The data START

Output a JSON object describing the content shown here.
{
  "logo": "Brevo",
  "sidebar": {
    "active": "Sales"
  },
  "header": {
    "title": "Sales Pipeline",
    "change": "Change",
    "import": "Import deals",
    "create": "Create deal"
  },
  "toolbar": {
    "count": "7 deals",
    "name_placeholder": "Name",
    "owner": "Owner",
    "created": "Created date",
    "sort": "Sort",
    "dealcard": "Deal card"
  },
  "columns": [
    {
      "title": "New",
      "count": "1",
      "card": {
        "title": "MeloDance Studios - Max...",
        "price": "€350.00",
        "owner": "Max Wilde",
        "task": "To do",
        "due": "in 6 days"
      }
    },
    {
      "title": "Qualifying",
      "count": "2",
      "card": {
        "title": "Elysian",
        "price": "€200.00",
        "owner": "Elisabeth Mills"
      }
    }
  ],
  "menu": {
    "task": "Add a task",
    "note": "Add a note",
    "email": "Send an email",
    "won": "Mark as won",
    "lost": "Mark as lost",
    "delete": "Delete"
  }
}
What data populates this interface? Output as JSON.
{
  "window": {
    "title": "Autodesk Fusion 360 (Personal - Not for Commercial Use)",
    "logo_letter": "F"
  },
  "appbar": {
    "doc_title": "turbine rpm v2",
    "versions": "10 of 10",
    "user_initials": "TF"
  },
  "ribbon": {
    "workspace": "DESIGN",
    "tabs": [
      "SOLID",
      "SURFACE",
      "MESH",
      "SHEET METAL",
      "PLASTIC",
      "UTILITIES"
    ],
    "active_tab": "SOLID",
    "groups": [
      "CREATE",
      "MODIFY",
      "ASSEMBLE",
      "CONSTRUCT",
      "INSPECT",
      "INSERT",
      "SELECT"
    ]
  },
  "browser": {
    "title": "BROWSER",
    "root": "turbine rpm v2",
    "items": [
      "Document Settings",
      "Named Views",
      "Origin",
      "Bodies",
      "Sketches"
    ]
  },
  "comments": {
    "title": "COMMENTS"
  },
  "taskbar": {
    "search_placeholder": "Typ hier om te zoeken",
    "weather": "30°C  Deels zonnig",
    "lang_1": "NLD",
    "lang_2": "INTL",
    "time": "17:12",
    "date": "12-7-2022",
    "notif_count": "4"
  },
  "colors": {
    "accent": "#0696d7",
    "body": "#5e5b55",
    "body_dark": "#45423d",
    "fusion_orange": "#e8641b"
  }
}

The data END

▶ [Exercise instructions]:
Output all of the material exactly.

▶ [The answer]:
Output a JSON object describing the content shown here.
{
  "logo": "Brevo",
  "sidebar": {
    "active": "Sales"
  },
  "header": {
    "title": "Sales Pipeline",
    "change": "Change",
    "import": "Import deals",
    "create": "Create deal"
  },
  "toolbar": {
    "count": "7 deals",
    "name_placeholder": "Name",
    "owner": "Owner",
    "created": "Created date",
    "sort": "Sort",
    "dealcard": "Deal card"
  },
  "columns": [
    {
      "title": "New",
      "count": "1",
      "card": {
        "title": "MeloDance Studios - Max...",
        "price": "€350.00",
        "owner": "Max Wilde",
        "task": "To do",
        "due": "in 6 days"
      }
    },
    {
      "title": "Qualifying",
      "count": "2",
      "card": {
        "title": "Elysian",
        "price": "€200.00",
        "owner": "Elisabeth Mills"
      }
    }
  ],
  "menu": {
    "task": "Add a task",
    "note": "Add a note",
    "email": "Send an email",
    "won": "Mark as won",
    "lost": "Mark as lost",
    "delete": "Delete"
  }
}
What data populates this interface? Output as JSON.
{
  "window": {
    "title": "Autodesk Fusion 360 (Personal - Not for Commercial Use)",
    "logo_letter": "F"
  },
  "appbar": {
    "doc_title": "turbine rpm v2",
    "versions": "10 of 10",
    "user_initials": "TF"
  },
  "ribbon": {
    "workspace": "DESIGN",
    "tabs": [
      "SOLID",
      "SURFACE",
      "MESH",
      "SHEET METAL",
      "PLASTIC",
      "UTILITIES"
    ],
    "active_tab": "SOLID",
    "groups": [
      "CREATE",
      "MODIFY",
      "ASSEMBLE",
      "CONSTRUCT",
      "INSPECT",
      "INSERT",
      "SELECT"
    ]
  },
  "browser": {
    "title": "BROWSER",
    "root": "turbine rpm v2",
    "items": [
      "Document Settings",
      "Named Views",
      "Origin",
      "Bodies",
      "Sketches"
    ]
  },
  "comments": {
    "title": "COMMENTS"
  },
  "taskbar": {
    "search_placeholder": "Typ hier om te zoeken",
    "weather": "30°C  Deels zonnig",
    "lang_1": "NLD",
    "lang_2": "INTL",
    "time": "17:12",
    "date": "12-7-2022",
    "notif_count": "4"
  },
  "colors": {
    "accent": "#0696d7",
    "body": "#5e5b55",
    "body_dark": "#45423d",
    "fusion_orange": "#e8641b"
  }
}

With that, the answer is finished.